But what is "cheap"?
Should you really discount the photographer that's pricing isn't a good $2k for 4 hours?
I've been doing weddings for 3 years now, and to be completely honest, the horror stories I've heard have been from photographers that boast ten years plus experience.
Ultimately, the first and foremost thing you NEED to do when looking at photographers, is MEET THEM!
Meeting your potential candidates is the single most important thing you can do when choosing a photographer.
You want someone around you on the day who is going to help you feel comfortable. Is going to help you forget the camera. Certain personalities will resonate with you more than others, so it pays to pick the person with a personality you get along with!
Meeting them also provides the perfect opportunity to ask any questions about planning or photography that you can think of. Sometimes these questions are hard to think of at the time, so a good photographer should be able to answer any questions you have even after the consult.
I've heard too many stories of people being jilted or stuffed over by photographers they hired.. but never met before the day! Do more than just a zoom call... get them in the flesh!
Something else you need to consider is what kind of photographer you want. What style you want to apply to your wedding. What do you want to remember the most.
There's lots of different styles and methods to wedding photography, but the current trend is the "autumn tones". A lot of photographers are adding the orange tones to their images to give it a warm and loving feel... but is the trend what you want?
Ask yourself, how do you truly want to remember from your wedding?
The candid moments?
The traditional images?
Romantic images of you and your other half?
Different photographers are great at capturing different things. Everyone has an eye for something different.
Pricing and your budget is a massive consideration.
But in reality, is that photographer going to give you what you want?
Are you actually paying for what you want?

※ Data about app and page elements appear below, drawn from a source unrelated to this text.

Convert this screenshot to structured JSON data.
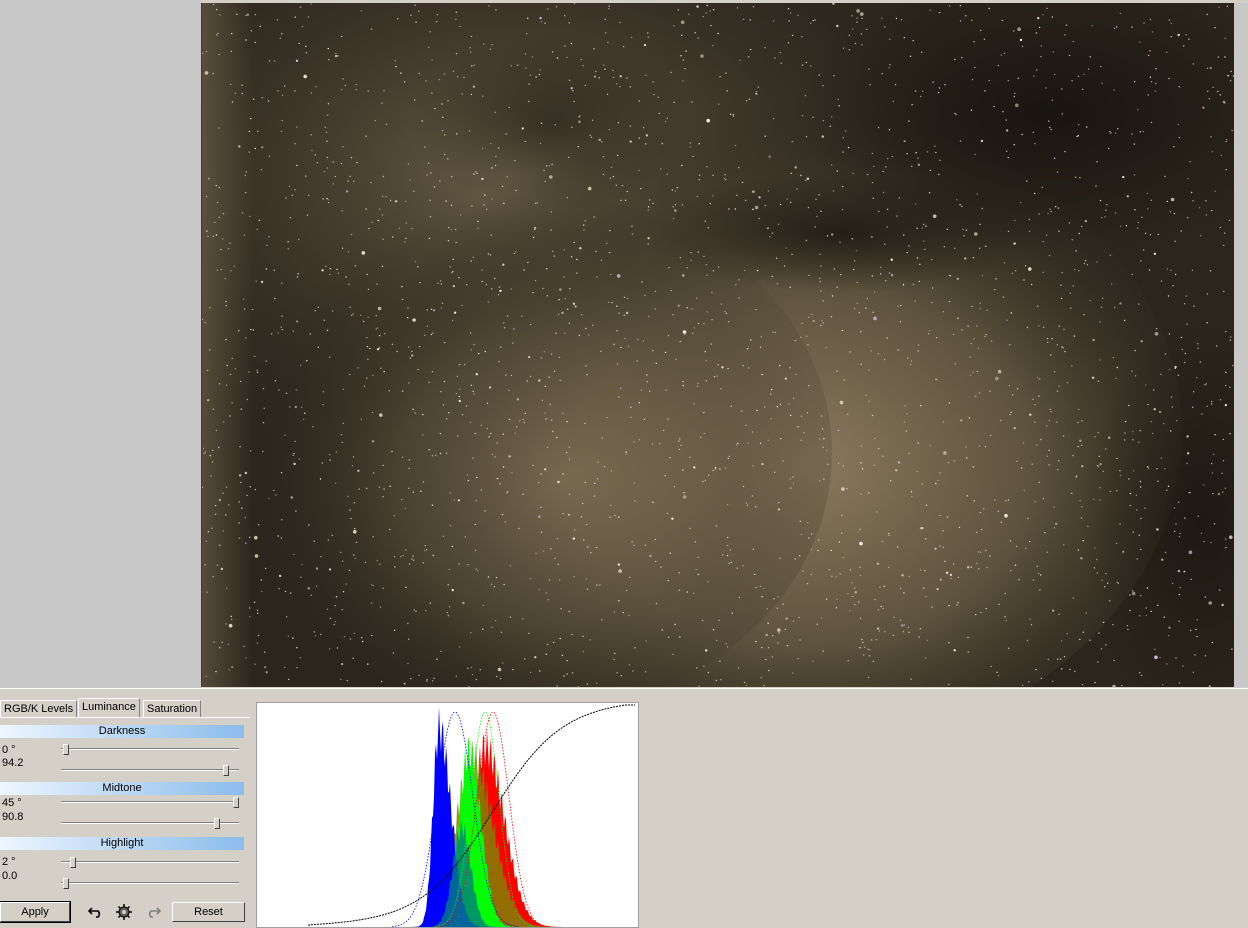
{
  "tabs": [
    {
      "label": "RGB/K Levels",
      "active": false
    },
    {
      "label": "Luminance",
      "active": true
    },
    {
      "label": "Saturation",
      "active": false
    }
  ],
  "sections": {
    "darkness": {
      "title": "Darkness",
      "angle": "0 °",
      "value": "94.2",
      "angle_slider": 0.01,
      "value_slider": 0.94
    },
    "midtone": {
      "title": "Midtone",
      "angle": "45 °",
      "value": "90.8",
      "angle_slider": 1.0,
      "value_slider": 0.89
    },
    "highlight": {
      "title": "Highlight",
      "angle": "2 °",
      "value": "0.0",
      "angle_slider": 0.05,
      "value_slider": 0.01
    }
  },
  "buttons": {
    "apply": "Apply",
    "reset": "Reset"
  },
  "icons": [
    "undo-icon",
    "settings-icon",
    "redo-icon"
  ],
  "colors": {
    "blue": "#0000ff",
    "green": "#00ff00",
    "red": "#ff0000",
    "curve": "#000000",
    "header_start": "#eef6ff",
    "header_end": "#8cbcec"
  }
}
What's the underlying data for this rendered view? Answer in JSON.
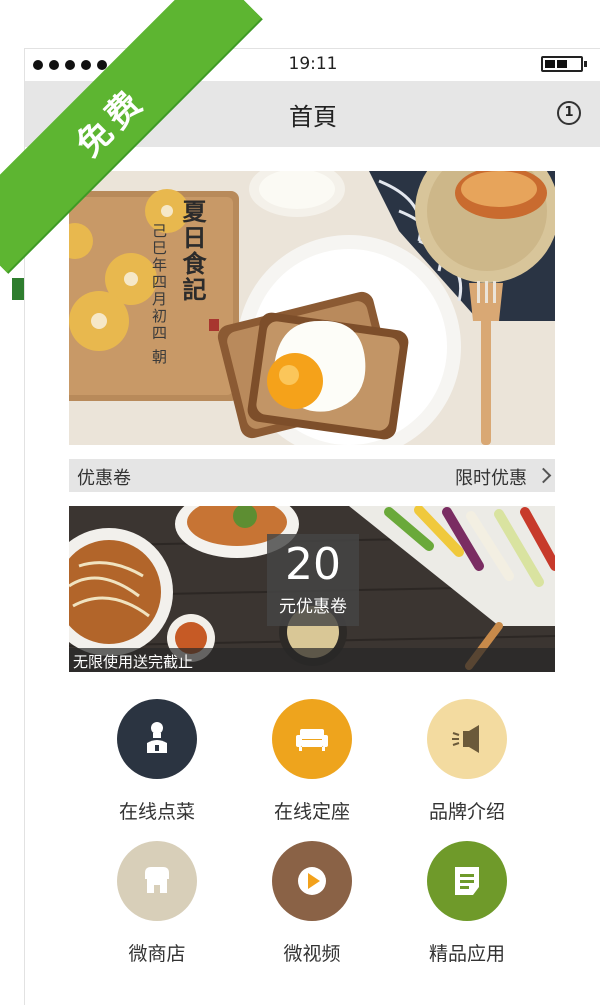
{
  "status": {
    "time": "19:11"
  },
  "nav": {
    "title": "首頁",
    "notify_count": "1"
  },
  "hero": {
    "caption": "夏日食記",
    "subcaption": "己巳年四月初四 朝"
  },
  "coupon": {
    "title": "优惠卷",
    "more": "限时优惠"
  },
  "promo": {
    "amount": "20",
    "unit": "元优惠卷",
    "footer": "无限使用送完截止"
  },
  "grid": [
    {
      "label": "在线点菜",
      "icon": "chef-icon",
      "color": "#2b3441"
    },
    {
      "label": "在线定座",
      "icon": "sofa-icon",
      "color": "#eea41d"
    },
    {
      "label": "品牌介绍",
      "icon": "speaker-icon",
      "color": "#f3dba0"
    },
    {
      "label": "微商店",
      "icon": "shop-icon",
      "color": "#d8cfb9"
    },
    {
      "label": "微视频",
      "icon": "play-icon",
      "color": "#8a6246"
    },
    {
      "label": "精品应用",
      "icon": "app-list-icon",
      "color": "#6f9a2a"
    }
  ],
  "ribbon": {
    "label": "免费"
  }
}
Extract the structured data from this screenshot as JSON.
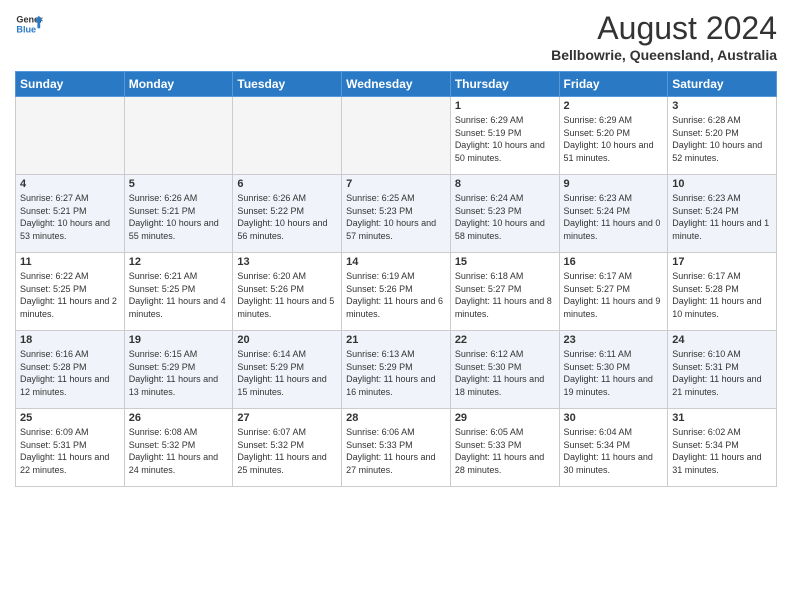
{
  "header": {
    "logo_line1": "General",
    "logo_line2": "Blue",
    "month_year": "August 2024",
    "location": "Bellbowrie, Queensland, Australia"
  },
  "days_of_week": [
    "Sunday",
    "Monday",
    "Tuesday",
    "Wednesday",
    "Thursday",
    "Friday",
    "Saturday"
  ],
  "weeks": [
    [
      {
        "day": "",
        "empty": true
      },
      {
        "day": "",
        "empty": true
      },
      {
        "day": "",
        "empty": true
      },
      {
        "day": "",
        "empty": true
      },
      {
        "day": "1",
        "sunrise": "6:29 AM",
        "sunset": "5:19 PM",
        "daylight": "10 hours and 50 minutes."
      },
      {
        "day": "2",
        "sunrise": "6:29 AM",
        "sunset": "5:20 PM",
        "daylight": "10 hours and 51 minutes."
      },
      {
        "day": "3",
        "sunrise": "6:28 AM",
        "sunset": "5:20 PM",
        "daylight": "10 hours and 52 minutes."
      }
    ],
    [
      {
        "day": "4",
        "sunrise": "6:27 AM",
        "sunset": "5:21 PM",
        "daylight": "10 hours and 53 minutes."
      },
      {
        "day": "5",
        "sunrise": "6:26 AM",
        "sunset": "5:21 PM",
        "daylight": "10 hours and 55 minutes."
      },
      {
        "day": "6",
        "sunrise": "6:26 AM",
        "sunset": "5:22 PM",
        "daylight": "10 hours and 56 minutes."
      },
      {
        "day": "7",
        "sunrise": "6:25 AM",
        "sunset": "5:23 PM",
        "daylight": "10 hours and 57 minutes."
      },
      {
        "day": "8",
        "sunrise": "6:24 AM",
        "sunset": "5:23 PM",
        "daylight": "10 hours and 58 minutes."
      },
      {
        "day": "9",
        "sunrise": "6:23 AM",
        "sunset": "5:24 PM",
        "daylight": "11 hours and 0 minutes."
      },
      {
        "day": "10",
        "sunrise": "6:23 AM",
        "sunset": "5:24 PM",
        "daylight": "11 hours and 1 minute."
      }
    ],
    [
      {
        "day": "11",
        "sunrise": "6:22 AM",
        "sunset": "5:25 PM",
        "daylight": "11 hours and 2 minutes."
      },
      {
        "day": "12",
        "sunrise": "6:21 AM",
        "sunset": "5:25 PM",
        "daylight": "11 hours and 4 minutes."
      },
      {
        "day": "13",
        "sunrise": "6:20 AM",
        "sunset": "5:26 PM",
        "daylight": "11 hours and 5 minutes."
      },
      {
        "day": "14",
        "sunrise": "6:19 AM",
        "sunset": "5:26 PM",
        "daylight": "11 hours and 6 minutes."
      },
      {
        "day": "15",
        "sunrise": "6:18 AM",
        "sunset": "5:27 PM",
        "daylight": "11 hours and 8 minutes."
      },
      {
        "day": "16",
        "sunrise": "6:17 AM",
        "sunset": "5:27 PM",
        "daylight": "11 hours and 9 minutes."
      },
      {
        "day": "17",
        "sunrise": "6:17 AM",
        "sunset": "5:28 PM",
        "daylight": "11 hours and 10 minutes."
      }
    ],
    [
      {
        "day": "18",
        "sunrise": "6:16 AM",
        "sunset": "5:28 PM",
        "daylight": "11 hours and 12 minutes."
      },
      {
        "day": "19",
        "sunrise": "6:15 AM",
        "sunset": "5:29 PM",
        "daylight": "11 hours and 13 minutes."
      },
      {
        "day": "20",
        "sunrise": "6:14 AM",
        "sunset": "5:29 PM",
        "daylight": "11 hours and 15 minutes."
      },
      {
        "day": "21",
        "sunrise": "6:13 AM",
        "sunset": "5:29 PM",
        "daylight": "11 hours and 16 minutes."
      },
      {
        "day": "22",
        "sunrise": "6:12 AM",
        "sunset": "5:30 PM",
        "daylight": "11 hours and 18 minutes."
      },
      {
        "day": "23",
        "sunrise": "6:11 AM",
        "sunset": "5:30 PM",
        "daylight": "11 hours and 19 minutes."
      },
      {
        "day": "24",
        "sunrise": "6:10 AM",
        "sunset": "5:31 PM",
        "daylight": "11 hours and 21 minutes."
      }
    ],
    [
      {
        "day": "25",
        "sunrise": "6:09 AM",
        "sunset": "5:31 PM",
        "daylight": "11 hours and 22 minutes."
      },
      {
        "day": "26",
        "sunrise": "6:08 AM",
        "sunset": "5:32 PM",
        "daylight": "11 hours and 24 minutes."
      },
      {
        "day": "27",
        "sunrise": "6:07 AM",
        "sunset": "5:32 PM",
        "daylight": "11 hours and 25 minutes."
      },
      {
        "day": "28",
        "sunrise": "6:06 AM",
        "sunset": "5:33 PM",
        "daylight": "11 hours and 27 minutes."
      },
      {
        "day": "29",
        "sunrise": "6:05 AM",
        "sunset": "5:33 PM",
        "daylight": "11 hours and 28 minutes."
      },
      {
        "day": "30",
        "sunrise": "6:04 AM",
        "sunset": "5:34 PM",
        "daylight": "11 hours and 30 minutes."
      },
      {
        "day": "31",
        "sunrise": "6:02 AM",
        "sunset": "5:34 PM",
        "daylight": "11 hours and 31 minutes."
      }
    ]
  ],
  "labels": {
    "sunrise_prefix": "Sunrise: ",
    "sunset_prefix": "Sunset: ",
    "daylight_prefix": "Daylight: "
  }
}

Cheaper photographers do have their downsides. Chances are, you won't get those amazing artistic images you see in high profile magazines. But, cheaper photographers are generally starting out in the industry and/or don't feel confident enough charging full time photographer rates.
There's a lot that goes into photography that the client doesn't always see. It's the hour meetings and more with clients, the weeks preparation for the actual wedding day, the investments on good and better gear, the full wedding, the weeks editing and sorting images afterwards, then the final give over.
I'm a fairly quick worker, and a 10 hour wedding could easily end up being 60-80 hours of work. I'm not full time though, and can easily live off smaller "by hour" rates doing weddings part time. But do you really think two weeks pay at $800.00 is enough for a full time 'tog? Imagine trying to live on a weekly wage that is less than your weeks rent? That's why full time photographers charge so much more. A good proportion of the time, it's a reflection of the work they put in. I don't do a lot of editing, but I know some photographers that can take at least 4 weeks going over a weddings images.
Think about the effort you've put into planning your own wedding... chances are, we've done even the same amount of preparation.
Now that we've gone over the big three and had a wee discussion about those... Now I want to show you a list of thoughts and considerations.
- Your budget
- Whether you want someone "kid-friendly"
- Certain personalities
- Their work and their style
- Meet them and see what they are like in person! Do you get on well with them?
- Location - are they local or are you wanting them to travel?
- What do they include in their packages? What products would you want/not want?
- Look over their wedding contract and have a careful read.
- Book an engagement shoot with a potential candidate!
- Ask their availability!
P.S Not in order of importance.
All that being said, if you are having a traditional/proper wedding.... get the wedding venue first!
This will give you a date to work with, so that you can organize this with an available photographer you want to work with. With an elopement this is slightly more flexible.